The recent British Society of Baking (BSB) conference saw speakers discuss topics ranging from health and European trends to running a successful bakery. Here, Martyn Leek and Sylvia Macdonald outline some of the key points from the event.
Health & wellness, snacking and something called the fun factor are the influences driving growth in the baking industry.
That was the view of Chris Brockman, research manager – EMEA region at Mintel, which he espoused at the recent BSB conference, held at the Ardencote Manor Hotel in Warwickshire. And the reason for this secularisation? Well, according to Brockman, it’s the search for growth.
“Established bakery markets are struggling for growth,” he explained and are turning to categories to drive sales. However, there are areas of the world that are experiencing growth – mainly China and south-east Asia, which have seen a huge and recent surge of interest in Western bakery products.
In the UK, said Brockman, there was a big interest in health:
Despite that interest, products that used negative words, such as low salt or low sugar, were less appealing to the consumer than those that stressed additional or more positive factors, he added.
In the snacking and fun factor segments, he said, delegates should look to Japan for innovation. He added that if you wanted to move a product into the snacking arena, then brand pairing was the way to go, citing the recent example of Hovis and Kingsmill moving into the arena.
Dean Arbel, managing director of The Bread Factory, 2013 winner of the craft business category at the Baking Industry Awards, spoke about how he had built a career on listening. Previously a business consultant, when he was installed as the boss at The Bread Factory, he set about listening to what customers said, as well as what the people in the business were telling him. Since then, the company has grown to 475 people, uses 600 different ingredients and serves 1,500 customers. “I made a business through listening,” explained Arbel. “And I heard ‘I am not sure who we are and where we are going’.”
Gary Tucker, head of baking and cereal processing at Campden BRI, spoke on the topical and controversial subject of sugar and possible substitutes. He said the main problem was that sugar did not just sweeten products, it played seven different roles, all of them necessary in the baking process: flavouring, bulking agent, stabilising and controlling batter viscosity, influencing setting temperature, providing colour/flavour, acting as a preservative, and softening texture.
Sugar is clean label, whereas replacers often are not, he said. More and different ingredients would need to be used, affecting flavour and texture, as well as increasing costs and, sometimes, calories. “The implication is clear,” he said. “There is no satisfactory sugar substitute. Instead, more output (exercise) is needed for less accumulation (calories).”
Greg Woodhead, NPD manager of Bakels, looked at challenges facing bakers in three areas:
1. Healthy diet: how salt and saturated fat reductions can be achieved with enzyme solutions and also sourdoughs to add flavour.
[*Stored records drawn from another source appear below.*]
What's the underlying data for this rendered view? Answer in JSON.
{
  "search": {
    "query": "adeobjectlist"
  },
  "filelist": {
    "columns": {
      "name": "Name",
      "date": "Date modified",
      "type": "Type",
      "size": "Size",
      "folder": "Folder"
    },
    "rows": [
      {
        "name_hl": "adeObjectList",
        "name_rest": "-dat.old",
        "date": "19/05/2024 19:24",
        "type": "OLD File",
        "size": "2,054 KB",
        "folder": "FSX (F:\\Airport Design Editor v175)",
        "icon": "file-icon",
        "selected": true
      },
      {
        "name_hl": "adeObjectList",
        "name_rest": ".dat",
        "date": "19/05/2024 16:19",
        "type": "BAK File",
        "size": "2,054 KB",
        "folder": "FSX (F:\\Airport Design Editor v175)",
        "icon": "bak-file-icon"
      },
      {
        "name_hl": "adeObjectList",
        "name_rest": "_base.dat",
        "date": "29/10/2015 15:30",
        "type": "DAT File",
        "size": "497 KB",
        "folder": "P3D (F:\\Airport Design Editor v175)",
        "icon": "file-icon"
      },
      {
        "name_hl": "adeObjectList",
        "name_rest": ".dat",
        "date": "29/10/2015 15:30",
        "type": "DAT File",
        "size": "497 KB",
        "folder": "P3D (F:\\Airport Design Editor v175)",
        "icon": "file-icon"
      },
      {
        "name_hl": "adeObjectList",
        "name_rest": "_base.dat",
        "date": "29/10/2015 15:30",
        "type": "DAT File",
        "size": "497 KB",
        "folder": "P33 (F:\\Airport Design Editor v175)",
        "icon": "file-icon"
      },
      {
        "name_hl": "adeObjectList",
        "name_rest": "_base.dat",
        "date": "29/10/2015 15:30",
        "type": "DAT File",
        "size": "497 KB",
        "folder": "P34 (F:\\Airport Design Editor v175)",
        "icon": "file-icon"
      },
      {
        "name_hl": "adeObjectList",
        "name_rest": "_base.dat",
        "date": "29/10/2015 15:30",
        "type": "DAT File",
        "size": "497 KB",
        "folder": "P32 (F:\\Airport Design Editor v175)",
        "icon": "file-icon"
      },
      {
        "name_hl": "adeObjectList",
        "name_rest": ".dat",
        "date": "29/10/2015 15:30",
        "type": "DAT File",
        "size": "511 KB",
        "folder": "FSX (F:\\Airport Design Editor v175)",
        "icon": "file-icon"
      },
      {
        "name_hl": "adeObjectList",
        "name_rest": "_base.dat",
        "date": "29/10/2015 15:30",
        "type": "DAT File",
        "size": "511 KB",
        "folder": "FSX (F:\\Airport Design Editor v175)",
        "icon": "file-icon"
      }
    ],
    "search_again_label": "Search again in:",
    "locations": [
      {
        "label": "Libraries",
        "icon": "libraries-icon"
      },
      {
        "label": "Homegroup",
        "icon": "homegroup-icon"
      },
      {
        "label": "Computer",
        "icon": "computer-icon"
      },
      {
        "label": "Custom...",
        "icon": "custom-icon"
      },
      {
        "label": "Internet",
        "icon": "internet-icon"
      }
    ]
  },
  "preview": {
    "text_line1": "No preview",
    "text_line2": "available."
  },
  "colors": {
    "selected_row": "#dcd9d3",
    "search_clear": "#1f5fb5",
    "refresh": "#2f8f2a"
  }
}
2. Replacements: how replacing shortening or butter with high-performance softeners can dramatically reduce sat fats in enriched doughs, while replacing shortening with rapeseed oil and softeners in breads also achieves a reduction. And how palm-derived ingredients should become replaceable, using locally grown oils and crystalliser technology.
3. New technologies: how non-declarable enzyme quantities act on very specific substances in flour to improve cut definition on a roll, for example, and how allergen-free products can retain original ‘characteristics’, such as peanut-butter cookies made substituting no-peanut flavoured soya pieces.
Stéphanie Brillouet, head of marketing at Délifrance UK, enlightened the audience about European trends. These showed how people were returning to more basic/staple goods, though luxury items were still selling well, as were bakery snacks. Rising ingredient prices have led to more efficiency, and continuing consolidation of the bakery market. Importantly, the overall structure was changing, with fewer artisan bakers (22%), more retailers and convenience formats and discounters (50%) and more bakery/coffee chains (7%). Other European trends showed that artisan bakers were opting for ‘designer’ bakeries.
Some bakery chains were positioning themselves as ‘artisanal’ - even if some goods were made at a central industrial bakery, she added. Retailers used aggressive promotions and were refreshing their formats making their bakeries seem more like a destination in-store shop to drive footfall. Discounters have begun to broaden their range from the basics. And what might the next craze be after cupcakes? Why, eye-catching decorated eclairs of course. Plain chocolate is now plain boring, she concluded.